Report every line of the records below that includes the string "name".

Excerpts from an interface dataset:
--
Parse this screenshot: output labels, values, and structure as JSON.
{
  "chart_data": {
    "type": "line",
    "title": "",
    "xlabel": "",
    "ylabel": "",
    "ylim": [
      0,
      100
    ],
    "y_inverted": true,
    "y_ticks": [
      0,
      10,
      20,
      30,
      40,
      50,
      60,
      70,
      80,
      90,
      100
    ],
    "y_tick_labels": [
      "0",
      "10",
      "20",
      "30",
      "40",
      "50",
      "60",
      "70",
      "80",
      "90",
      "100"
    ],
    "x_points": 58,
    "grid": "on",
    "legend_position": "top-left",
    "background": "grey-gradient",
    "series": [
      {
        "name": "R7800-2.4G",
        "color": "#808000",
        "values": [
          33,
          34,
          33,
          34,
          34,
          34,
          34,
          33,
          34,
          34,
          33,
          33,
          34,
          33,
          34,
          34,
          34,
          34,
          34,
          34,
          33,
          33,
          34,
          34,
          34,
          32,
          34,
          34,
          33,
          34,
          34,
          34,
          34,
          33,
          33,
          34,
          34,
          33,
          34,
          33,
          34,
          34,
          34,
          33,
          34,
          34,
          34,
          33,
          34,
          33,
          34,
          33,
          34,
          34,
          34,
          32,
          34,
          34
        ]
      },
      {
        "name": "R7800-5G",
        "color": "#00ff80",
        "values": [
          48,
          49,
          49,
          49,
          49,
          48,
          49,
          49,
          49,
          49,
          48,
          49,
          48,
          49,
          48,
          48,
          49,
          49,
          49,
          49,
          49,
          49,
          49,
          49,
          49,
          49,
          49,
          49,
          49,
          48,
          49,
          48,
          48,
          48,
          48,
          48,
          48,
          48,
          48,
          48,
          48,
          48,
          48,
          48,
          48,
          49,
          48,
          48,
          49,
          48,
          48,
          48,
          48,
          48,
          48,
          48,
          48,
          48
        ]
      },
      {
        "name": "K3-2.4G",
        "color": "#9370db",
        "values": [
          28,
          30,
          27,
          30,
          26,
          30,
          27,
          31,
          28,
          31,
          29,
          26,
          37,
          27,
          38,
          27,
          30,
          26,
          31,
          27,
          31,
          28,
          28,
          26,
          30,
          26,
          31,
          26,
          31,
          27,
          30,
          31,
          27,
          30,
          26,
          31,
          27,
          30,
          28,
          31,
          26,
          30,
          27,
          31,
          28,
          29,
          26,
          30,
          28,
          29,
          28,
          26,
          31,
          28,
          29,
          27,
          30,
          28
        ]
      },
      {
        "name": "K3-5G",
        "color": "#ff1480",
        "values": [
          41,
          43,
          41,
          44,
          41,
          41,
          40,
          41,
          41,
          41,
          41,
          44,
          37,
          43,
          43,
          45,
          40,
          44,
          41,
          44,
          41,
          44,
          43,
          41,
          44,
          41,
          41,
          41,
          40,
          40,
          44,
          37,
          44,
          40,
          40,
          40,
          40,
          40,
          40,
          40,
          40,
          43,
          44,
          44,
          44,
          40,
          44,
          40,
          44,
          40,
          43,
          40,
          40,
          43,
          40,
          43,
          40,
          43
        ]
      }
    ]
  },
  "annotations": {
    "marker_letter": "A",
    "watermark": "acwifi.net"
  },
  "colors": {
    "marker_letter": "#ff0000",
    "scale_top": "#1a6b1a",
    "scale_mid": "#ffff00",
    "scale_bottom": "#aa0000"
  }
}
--
- RESULT FOR THIS EXERCISE
        "name": "R7800-2.4G",
        "name": "R7800-5G",
        "name": "K3-2.4G",
        "name": "K3-5G",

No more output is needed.